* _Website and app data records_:

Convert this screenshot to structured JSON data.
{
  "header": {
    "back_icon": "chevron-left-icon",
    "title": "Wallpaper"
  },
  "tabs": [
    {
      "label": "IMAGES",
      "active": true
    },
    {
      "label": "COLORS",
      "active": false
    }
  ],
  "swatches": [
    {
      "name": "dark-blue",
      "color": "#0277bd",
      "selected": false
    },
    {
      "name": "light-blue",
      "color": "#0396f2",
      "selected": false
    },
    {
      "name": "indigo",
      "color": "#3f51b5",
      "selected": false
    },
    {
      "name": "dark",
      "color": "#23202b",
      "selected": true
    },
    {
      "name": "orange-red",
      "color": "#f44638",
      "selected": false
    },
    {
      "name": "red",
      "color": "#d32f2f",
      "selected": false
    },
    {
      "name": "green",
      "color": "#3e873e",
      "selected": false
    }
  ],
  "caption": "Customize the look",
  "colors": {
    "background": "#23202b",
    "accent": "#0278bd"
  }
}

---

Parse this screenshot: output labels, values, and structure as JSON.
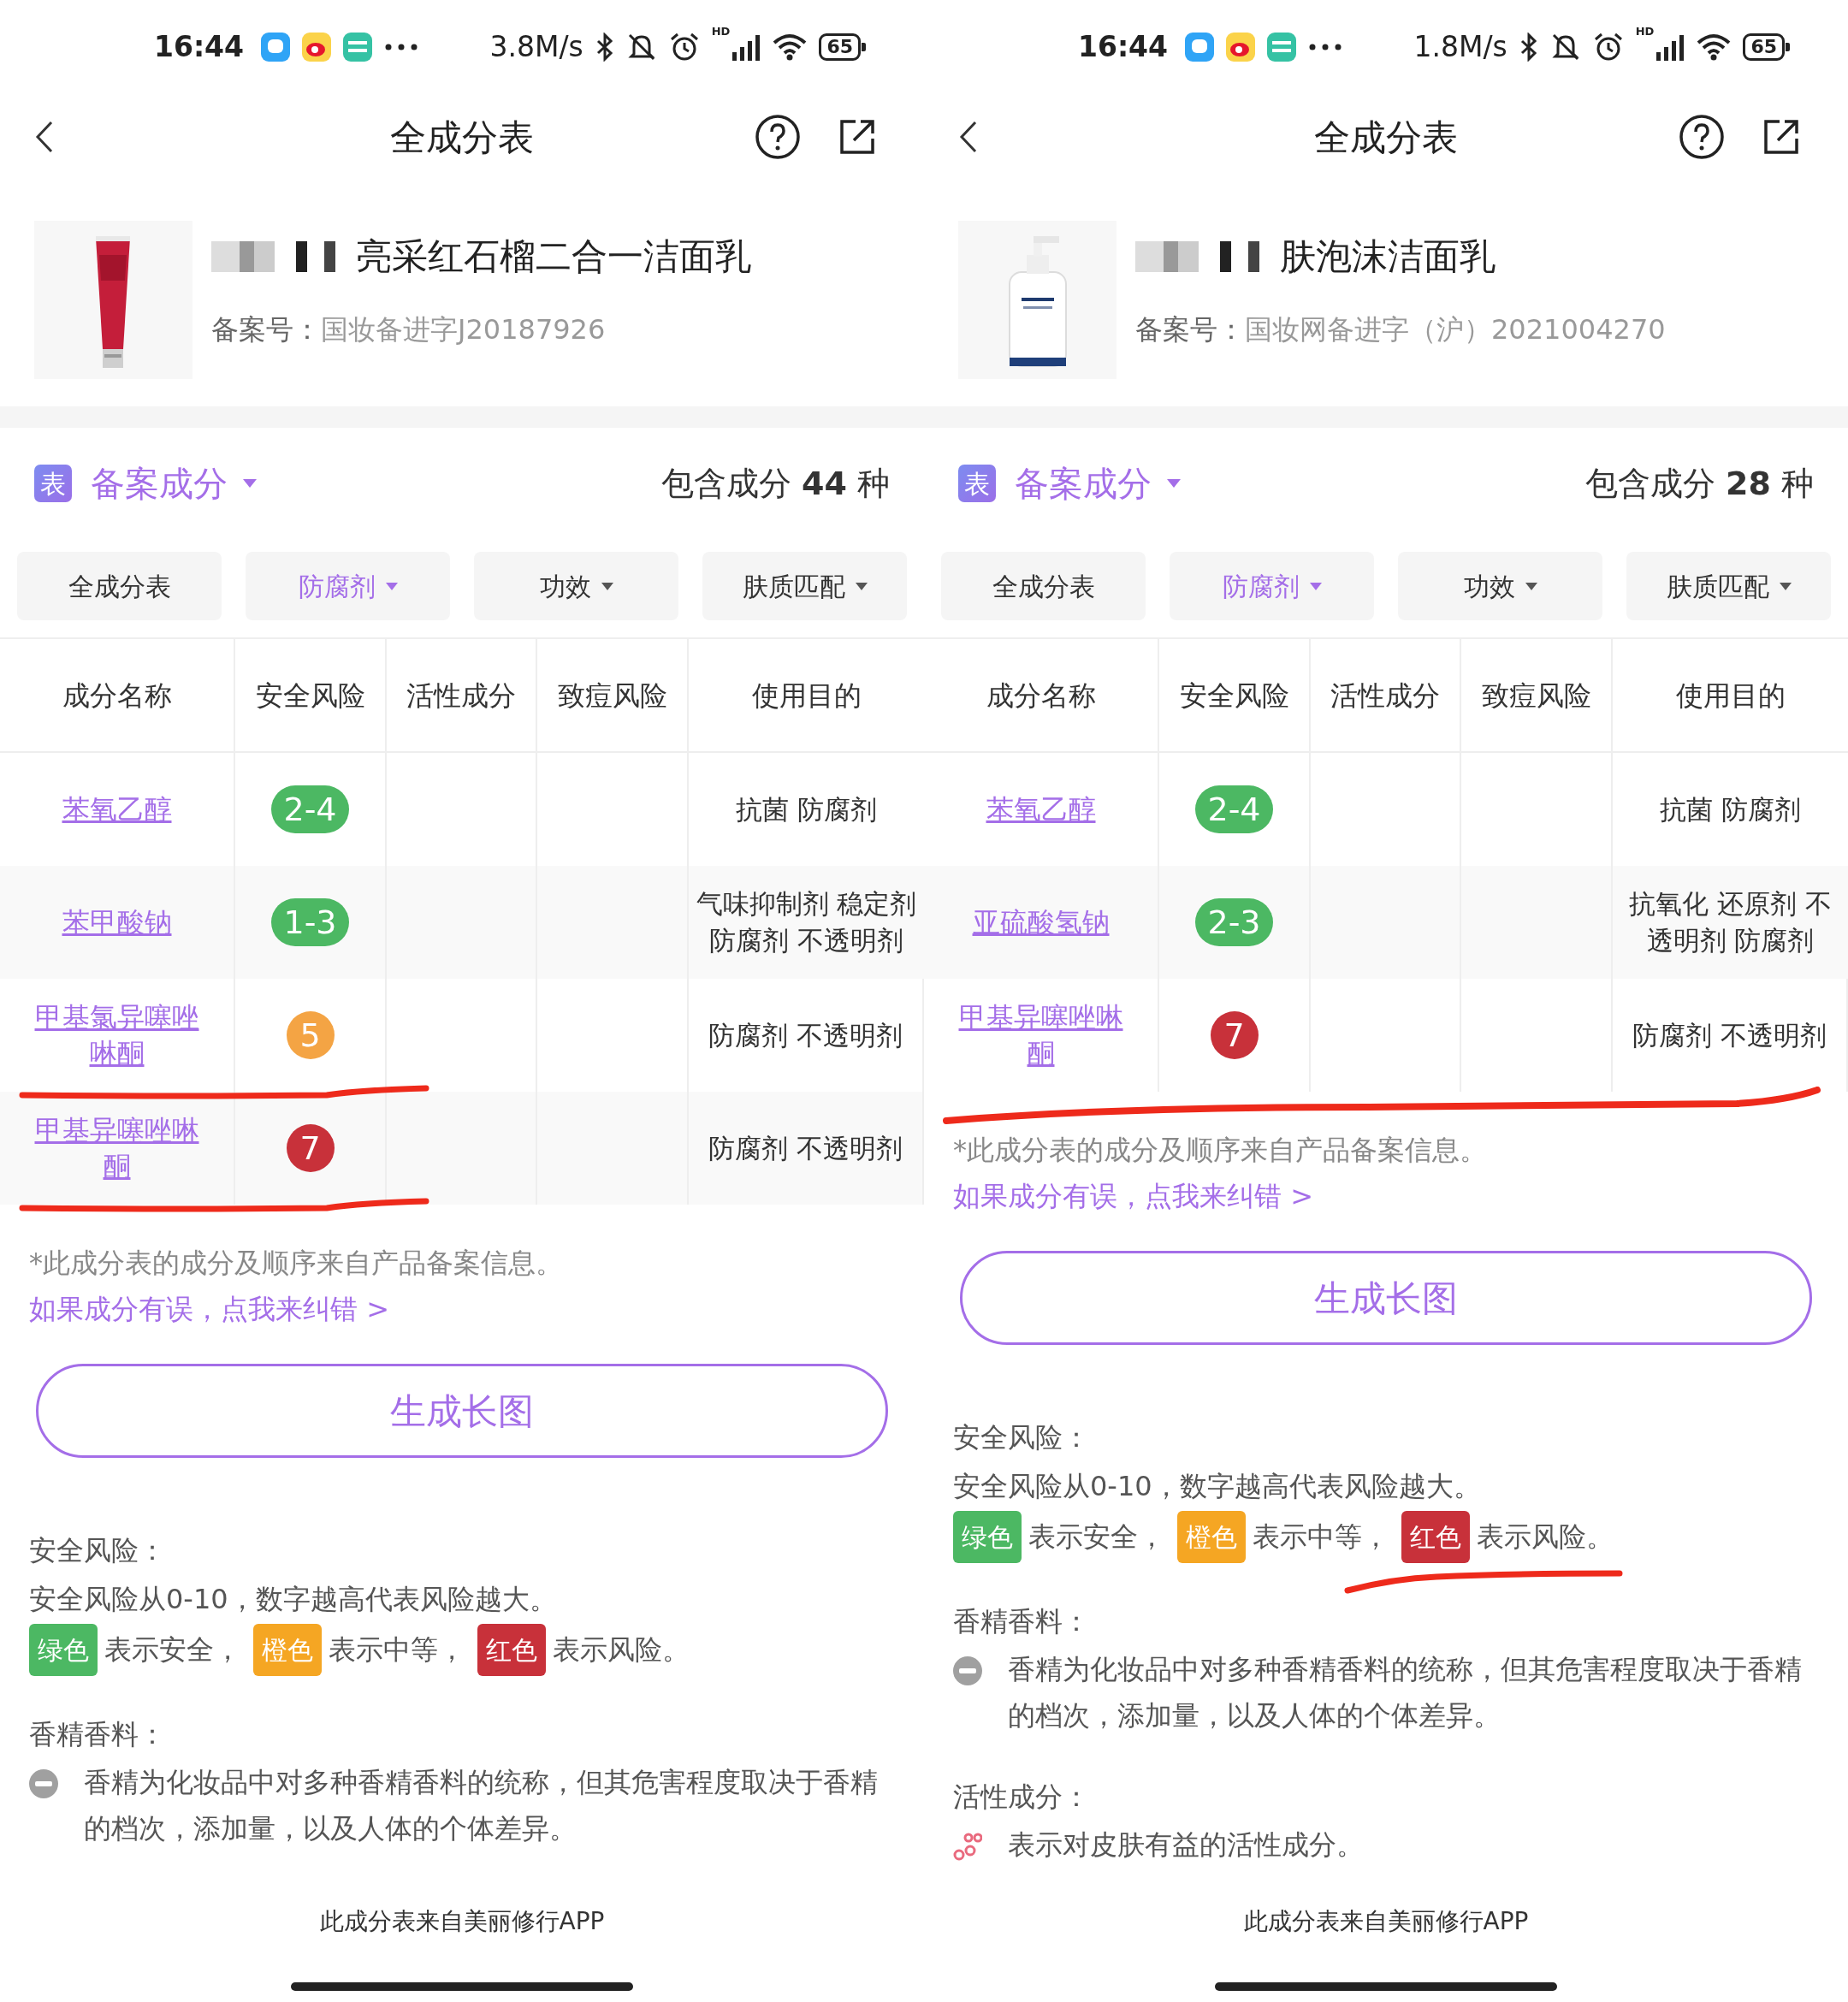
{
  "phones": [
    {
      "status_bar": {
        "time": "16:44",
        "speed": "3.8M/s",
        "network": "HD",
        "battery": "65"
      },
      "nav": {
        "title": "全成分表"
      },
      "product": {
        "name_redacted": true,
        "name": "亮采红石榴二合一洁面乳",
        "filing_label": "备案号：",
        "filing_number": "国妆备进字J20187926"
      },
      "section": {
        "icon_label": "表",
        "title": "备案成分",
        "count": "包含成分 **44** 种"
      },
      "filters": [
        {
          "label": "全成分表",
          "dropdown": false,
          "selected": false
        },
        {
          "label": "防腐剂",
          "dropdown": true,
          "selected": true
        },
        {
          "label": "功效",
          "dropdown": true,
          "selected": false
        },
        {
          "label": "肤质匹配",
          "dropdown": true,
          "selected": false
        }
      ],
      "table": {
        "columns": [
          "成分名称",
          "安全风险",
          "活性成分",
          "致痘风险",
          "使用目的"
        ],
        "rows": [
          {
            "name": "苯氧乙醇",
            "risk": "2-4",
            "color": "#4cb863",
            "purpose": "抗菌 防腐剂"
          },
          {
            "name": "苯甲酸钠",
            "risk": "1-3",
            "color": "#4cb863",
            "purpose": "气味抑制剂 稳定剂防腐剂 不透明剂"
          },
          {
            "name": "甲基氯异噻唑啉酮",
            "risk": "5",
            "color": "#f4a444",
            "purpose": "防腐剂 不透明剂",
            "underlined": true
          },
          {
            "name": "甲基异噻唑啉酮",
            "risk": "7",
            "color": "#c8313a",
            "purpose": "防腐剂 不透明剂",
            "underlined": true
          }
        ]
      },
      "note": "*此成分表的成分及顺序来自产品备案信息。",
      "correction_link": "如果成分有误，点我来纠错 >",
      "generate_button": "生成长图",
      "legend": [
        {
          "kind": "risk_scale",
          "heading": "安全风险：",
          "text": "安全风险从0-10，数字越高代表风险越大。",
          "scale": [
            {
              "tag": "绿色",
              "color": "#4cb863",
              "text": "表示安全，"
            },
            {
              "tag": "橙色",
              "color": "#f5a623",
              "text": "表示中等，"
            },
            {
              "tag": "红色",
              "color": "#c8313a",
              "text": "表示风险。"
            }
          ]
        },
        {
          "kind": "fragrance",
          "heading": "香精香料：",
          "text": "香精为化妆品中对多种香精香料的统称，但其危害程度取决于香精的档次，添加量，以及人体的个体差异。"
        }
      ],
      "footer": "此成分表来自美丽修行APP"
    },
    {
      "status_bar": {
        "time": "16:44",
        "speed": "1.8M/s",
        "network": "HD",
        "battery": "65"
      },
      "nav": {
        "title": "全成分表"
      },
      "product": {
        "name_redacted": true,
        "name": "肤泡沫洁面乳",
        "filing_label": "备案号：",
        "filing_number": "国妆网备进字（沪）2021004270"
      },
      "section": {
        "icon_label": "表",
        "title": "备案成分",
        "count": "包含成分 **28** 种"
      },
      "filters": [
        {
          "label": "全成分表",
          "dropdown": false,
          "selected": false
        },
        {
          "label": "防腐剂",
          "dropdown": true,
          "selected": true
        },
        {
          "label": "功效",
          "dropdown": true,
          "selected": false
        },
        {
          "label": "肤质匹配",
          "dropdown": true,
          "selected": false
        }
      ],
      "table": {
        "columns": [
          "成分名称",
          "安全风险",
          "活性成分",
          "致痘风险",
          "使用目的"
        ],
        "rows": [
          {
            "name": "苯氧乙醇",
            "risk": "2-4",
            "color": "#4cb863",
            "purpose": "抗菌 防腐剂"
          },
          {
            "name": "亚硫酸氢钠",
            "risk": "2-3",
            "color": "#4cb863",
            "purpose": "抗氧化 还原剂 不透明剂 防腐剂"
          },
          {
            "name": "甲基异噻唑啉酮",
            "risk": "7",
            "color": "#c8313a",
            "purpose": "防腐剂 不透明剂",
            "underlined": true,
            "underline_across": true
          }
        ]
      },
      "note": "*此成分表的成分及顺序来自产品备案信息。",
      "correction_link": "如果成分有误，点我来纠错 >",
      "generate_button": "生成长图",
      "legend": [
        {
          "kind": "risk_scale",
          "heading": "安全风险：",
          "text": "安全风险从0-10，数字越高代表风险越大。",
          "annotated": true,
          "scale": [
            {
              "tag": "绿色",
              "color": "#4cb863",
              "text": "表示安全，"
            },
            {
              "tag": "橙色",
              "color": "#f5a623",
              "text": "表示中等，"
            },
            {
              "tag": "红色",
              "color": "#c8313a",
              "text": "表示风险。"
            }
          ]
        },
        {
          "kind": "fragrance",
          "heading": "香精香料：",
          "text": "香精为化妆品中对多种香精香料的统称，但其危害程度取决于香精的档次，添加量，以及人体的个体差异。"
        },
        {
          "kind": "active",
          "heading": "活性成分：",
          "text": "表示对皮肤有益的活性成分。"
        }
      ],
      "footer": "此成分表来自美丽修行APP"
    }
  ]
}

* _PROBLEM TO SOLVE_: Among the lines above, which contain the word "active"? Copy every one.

* _EXPECTED ANSWER_:
      "active": true
      "active": false
          "kind": "active",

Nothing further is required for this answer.